“Be bold, own it, and get the specifics of exactly what is required of you at this point to turn things around. Make a plan. Don’t promise anything you can’t deliver. This could be a perfect ‘reset’ for you. Often it’s one step back for 3 forward,” says Annie Salvador, High Performance and Personal Development Coach.
…you want to ask for a raise or a promotion
In some workplaces, performance reviews have expanded to include discussions about raises and promotions – though technically these should be discussed in meetings specifically intended for those topics. If performance reviews are the time and place to ask for a raise or promotion at your organization, start by vocalizing your desire beforehand.🗣
“If you're looking for a promotion or raise, vocalize this proactively. I've had male reports ask me about a promotion every 2 weeks whereas some of my other team members rarely mention it and if so, do apologetically,” says Sarah Ing, Entrepreneur in Residence at ZINC.
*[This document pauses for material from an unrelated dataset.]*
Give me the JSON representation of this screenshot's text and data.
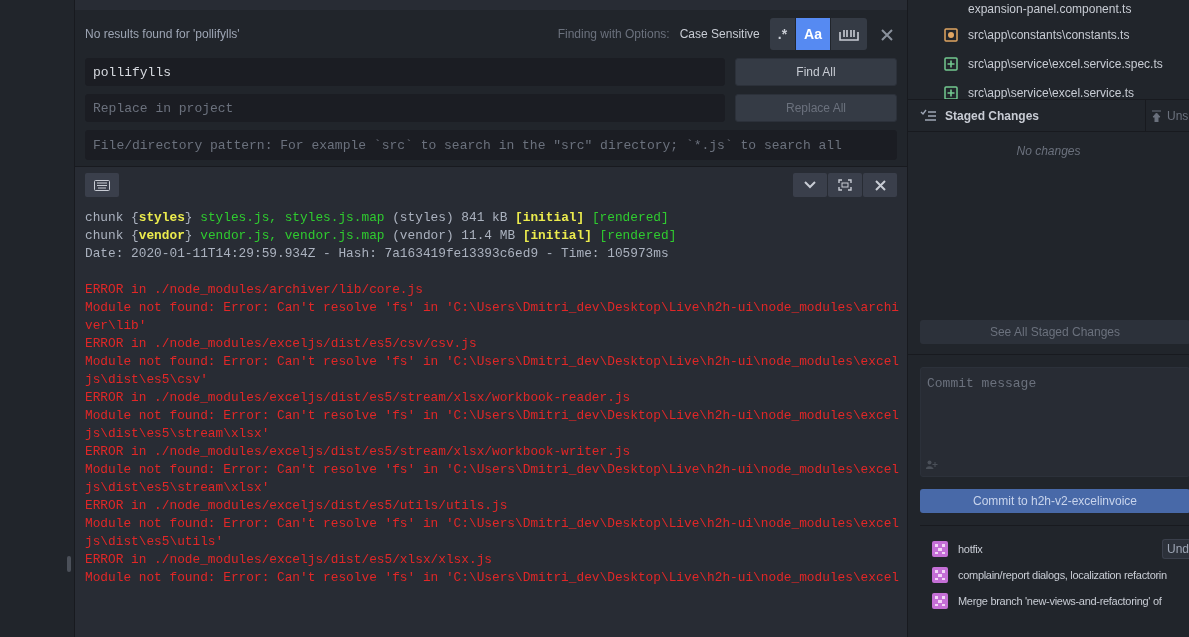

Sarah also advises asking for specific feedback in these early conversations. Being able to demonstrate that you’ve made progress in a specific area will reflect well during a performance review.
Jennie Lees, Engineering Manager at Google DeepMind, stresses the weight these early conversations can have on what happens during the performance review from a manager’s perspective.
“If someone came to that conversation [a performance review] with a list of achievements and asked for a promotion, I would have to kindly tell them that it is way too late for that. I'd want to make sure you make your achievements visible to me before the review cycle starts. I hate those performance conversations that seem so final and one-sided. They never really are, but sometimes you just don't see what goes into them and where you could have impacted their trajectory.”
As you build your case for a raise or a promotion, make sure to arrive at the meeting with a specific number in mind and be ready to negotiate if necessary. You can consult salary benchmarks for your role and industry from sources like Elpha’s Salary Database which has over 8,500 salaries from real women in tech.💰
👉 For negotiation tips, check out our Top 20 Do’s and Don’ts of Salary Negotiation according to expert career coaches.
Also, consider expanding the conversation beyond money. Think about asking for other benefits like hybrid/remote work options, additional perks, or improved benefits.
“I call this the "no shoes and a dog" asks. Something that may be huge for your mental health. Things that sound kind of crazy – like not wearing shoes or bringing your dog to work – may actually not be so crazy. They can be easy yes’s to your manager – easier than a raise. Often with start ups, there isn't a lot of extra funding for raises. So offering other ways that your performance can be recognized may be a good way for you to feel recognized for your accomplishments, have a better work-life balance, and for your manager to not have to increase the budget,” says Lauren Nkuranga, Founder at GET IT.
Need some inspiration on what to ask for? Here are some unique perks crowdsourced from the Elpha community to get you started.
And lastly, bear in mind that promotions and raises can sometimes be arbitrary and have nothing to do with you and your performance,
“It depends on whether the team has the budget, headcount, office politics, etc. I've seen many deserving people get passed over for promotions for those reasons, so I think it's good to realize this goal doesn't only depend on your skills and contributions (something you control) but also on how your company/org/team is doing (not something you control),” says Ara Medina, Technical Writer at Branch.
We hope this guide helps you navigate performance reviews with more clarity and confidence, enabling you to get the most value from these meetings and ensuring that the conversation aligns with your goals and aspirations. 💜